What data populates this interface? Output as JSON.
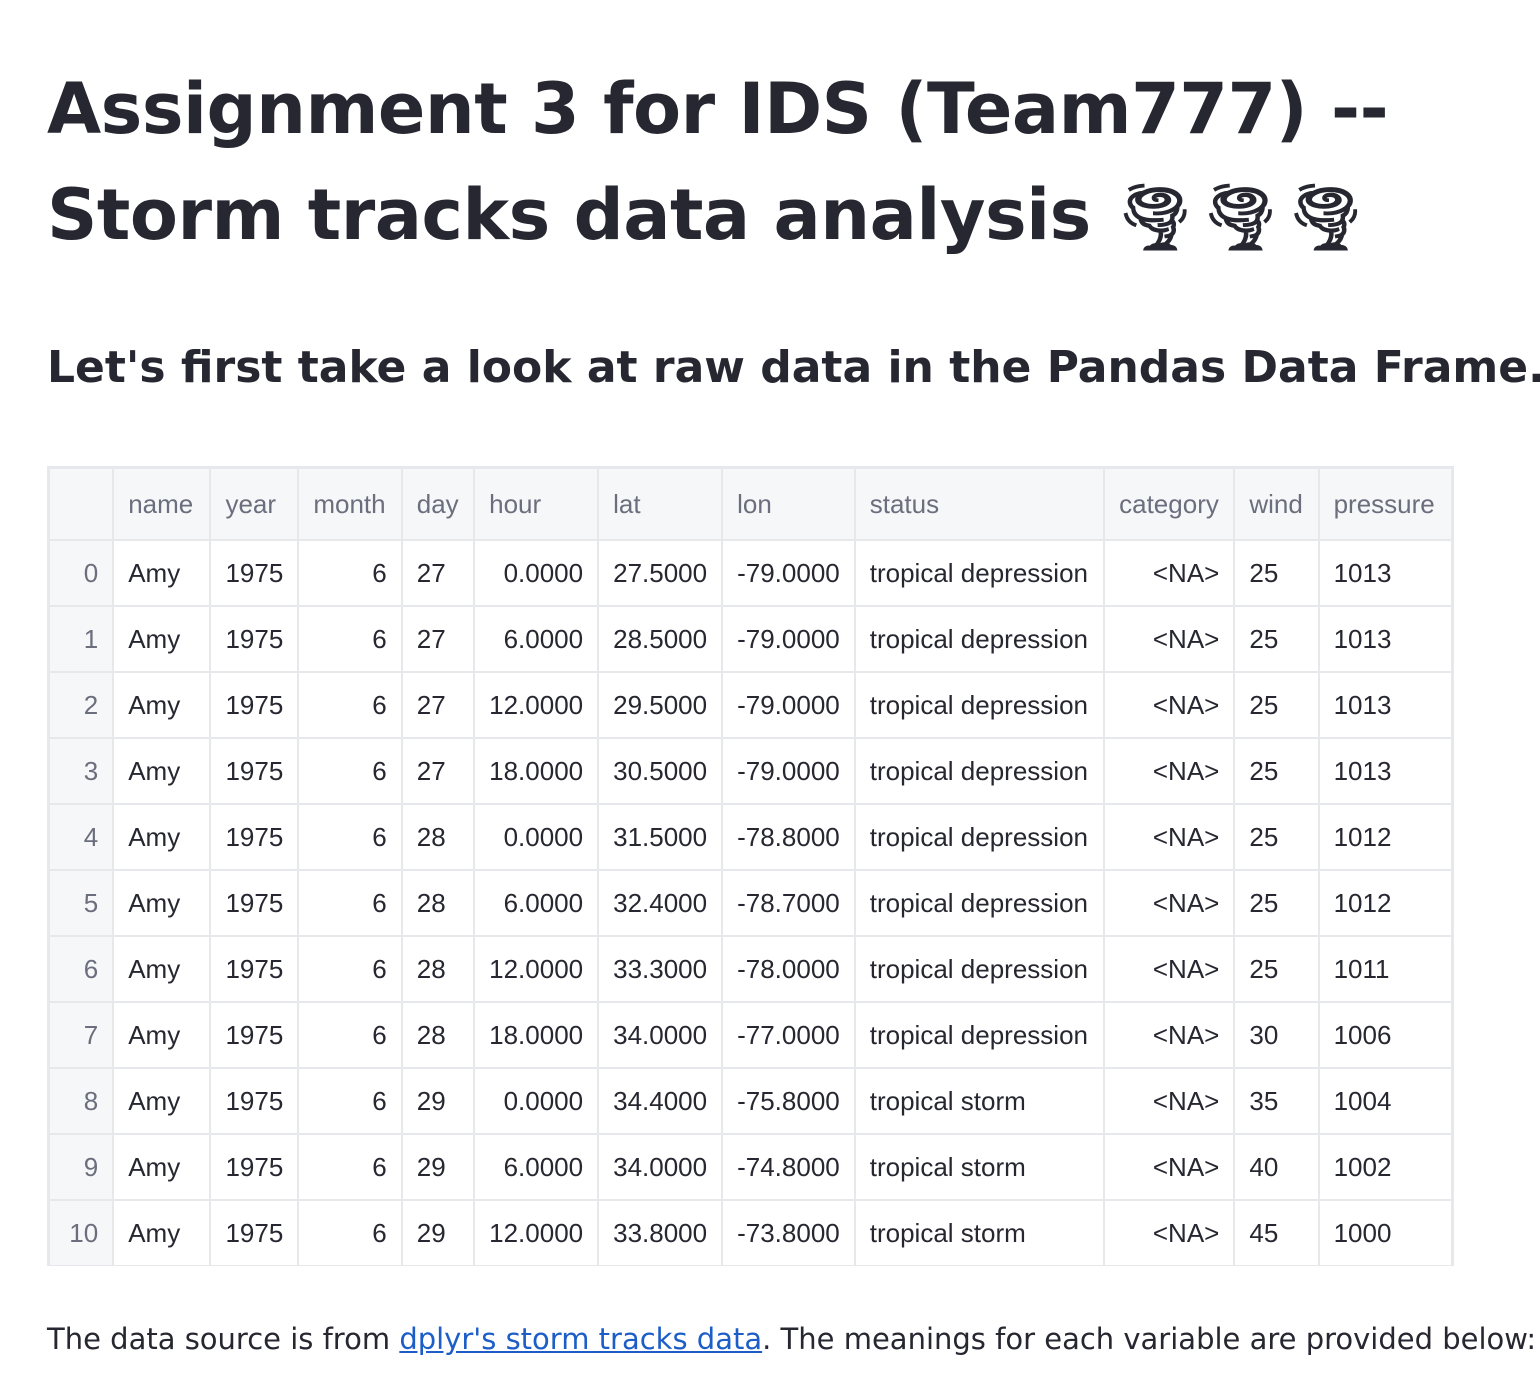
{
  "page": {
    "title": "Assignment 3 for IDS (Team777) --",
    "title_line2": "Storm tracks data analysis",
    "title_emoji": "🌪🌪🌪",
    "subtitle": "Let's first take a look at raw data in the Pandas Data Frame.",
    "footer": {
      "prefix": "The data source is from ",
      "link_text": "dplyr's storm tracks data",
      "suffix": ". The meanings for each variable are provided below:"
    }
  },
  "table": {
    "columns": [
      "name",
      "year",
      "month",
      "day",
      "hour",
      "lat",
      "lon",
      "status",
      "category",
      "wind",
      "pressure"
    ],
    "rows": [
      {
        "idx": "0",
        "cells": [
          "Amy",
          "1975",
          "6",
          "27",
          "0.0000",
          "27.5000",
          "-79.0000",
          "tropical depression",
          "<NA>",
          "25",
          "1013"
        ]
      },
      {
        "idx": "1",
        "cells": [
          "Amy",
          "1975",
          "6",
          "27",
          "6.0000",
          "28.5000",
          "-79.0000",
          "tropical depression",
          "<NA>",
          "25",
          "1013"
        ]
      },
      {
        "idx": "2",
        "cells": [
          "Amy",
          "1975",
          "6",
          "27",
          "12.0000",
          "29.5000",
          "-79.0000",
          "tropical depression",
          "<NA>",
          "25",
          "1013"
        ]
      },
      {
        "idx": "3",
        "cells": [
          "Amy",
          "1975",
          "6",
          "27",
          "18.0000",
          "30.5000",
          "-79.0000",
          "tropical depression",
          "<NA>",
          "25",
          "1013"
        ]
      },
      {
        "idx": "4",
        "cells": [
          "Amy",
          "1975",
          "6",
          "28",
          "0.0000",
          "31.5000",
          "-78.8000",
          "tropical depression",
          "<NA>",
          "25",
          "1012"
        ]
      },
      {
        "idx": "5",
        "cells": [
          "Amy",
          "1975",
          "6",
          "28",
          "6.0000",
          "32.4000",
          "-78.7000",
          "tropical depression",
          "<NA>",
          "25",
          "1012"
        ]
      },
      {
        "idx": "6",
        "cells": [
          "Amy",
          "1975",
          "6",
          "28",
          "12.0000",
          "33.3000",
          "-78.0000",
          "tropical depression",
          "<NA>",
          "25",
          "1011"
        ]
      },
      {
        "idx": "7",
        "cells": [
          "Amy",
          "1975",
          "6",
          "28",
          "18.0000",
          "34.0000",
          "-77.0000",
          "tropical depression",
          "<NA>",
          "30",
          "1006"
        ]
      },
      {
        "idx": "8",
        "cells": [
          "Amy",
          "1975",
          "6",
          "29",
          "0.0000",
          "34.4000",
          "-75.8000",
          "tropical storm",
          "<NA>",
          "35",
          "1004"
        ]
      },
      {
        "idx": "9",
        "cells": [
          "Amy",
          "1975",
          "6",
          "29",
          "6.0000",
          "34.0000",
          "-74.8000",
          "tropical storm",
          "<NA>",
          "40",
          "1002"
        ]
      },
      {
        "idx": "10",
        "cells": [
          "Amy",
          "1975",
          "6",
          "29",
          "12.0000",
          "33.8000",
          "-73.8000",
          "tropical storm",
          "<NA>",
          "45",
          "1000"
        ]
      }
    ]
  }
}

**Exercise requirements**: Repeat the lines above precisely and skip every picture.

**Solved problem**:
What data populates this interface? Output as JSON.
{
  "page": {
    "title": "Assignment 3 for IDS (Team777) --",
    "title_line2": "Storm tracks data analysis",
    "title_emoji": "🌪🌪🌪",
    "subtitle": "Let's first take a look at raw data in the Pandas Data Frame.",
    "footer": {
      "prefix": "The data source is from ",
      "link_text": "dplyr's storm tracks data",
      "suffix": ". The meanings for each variable are provided below:"
    }
  },
  "table": {
    "columns": [
      "name",
      "year",
      "month",
      "day",
      "hour",
      "lat",
      "lon",
      "status",
      "category",
      "wind",
      "pressure"
    ],
    "rows": [
      {
        "idx": "0",
        "cells": [
          "Amy",
          "1975",
          "6",
          "27",
          "0.0000",
          "27.5000",
          "-79.0000",
          "tropical depression",
          "<NA>",
          "25",
          "1013"
        ]
      },
      {
        "idx": "1",
        "cells": [
          "Amy",
          "1975",
          "6",
          "27",
          "6.0000",
          "28.5000",
          "-79.0000",
          "tropical depression",
          "<NA>",
          "25",
          "1013"
        ]
      },
      {
        "idx": "2",
        "cells": [
          "Amy",
          "1975",
          "6",
          "27",
          "12.0000",
          "29.5000",
          "-79.0000",
          "tropical depression",
          "<NA>",
          "25",
          "1013"
        ]
      },
      {
        "idx": "3",
        "cells": [
          "Amy",
          "1975",
          "6",
          "27",
          "18.0000",
          "30.5000",
          "-79.0000",
          "tropical depression",
          "<NA>",
          "25",
          "1013"
        ]
      },
      {
        "idx": "4",
        "cells": [
          "Amy",
          "1975",
          "6",
          "28",
          "0.0000",
          "31.5000",
          "-78.8000",
          "tropical depression",
          "<NA>",
          "25",
          "1012"
        ]
      },
      {
        "idx": "5",
        "cells": [
          "Amy",
          "1975",
          "6",
          "28",
          "6.0000",
          "32.4000",
          "-78.7000",
          "tropical depression",
          "<NA>",
          "25",
          "1012"
        ]
      },
      {
        "idx": "6",
        "cells": [
          "Amy",
          "1975",
          "6",
          "28",
          "12.0000",
          "33.3000",
          "-78.0000",
          "tropical depression",
          "<NA>",
          "25",
          "1011"
        ]
      },
      {
        "idx": "7",
        "cells": [
          "Amy",
          "1975",
          "6",
          "28",
          "18.0000",
          "34.0000",
          "-77.0000",
          "tropical depression",
          "<NA>",
          "30",
          "1006"
        ]
      },
      {
        "idx": "8",
        "cells": [
          "Amy",
          "1975",
          "6",
          "29",
          "0.0000",
          "34.4000",
          "-75.8000",
          "tropical storm",
          "<NA>",
          "35",
          "1004"
        ]
      },
      {
        "idx": "9",
        "cells": [
          "Amy",
          "1975",
          "6",
          "29",
          "6.0000",
          "34.0000",
          "-74.8000",
          "tropical storm",
          "<NA>",
          "40",
          "1002"
        ]
      },
      {
        "idx": "10",
        "cells": [
          "Amy",
          "1975",
          "6",
          "29",
          "12.0000",
          "33.8000",
          "-73.8000",
          "tropical storm",
          "<NA>",
          "45",
          "1000"
        ]
      }
    ]
  }
}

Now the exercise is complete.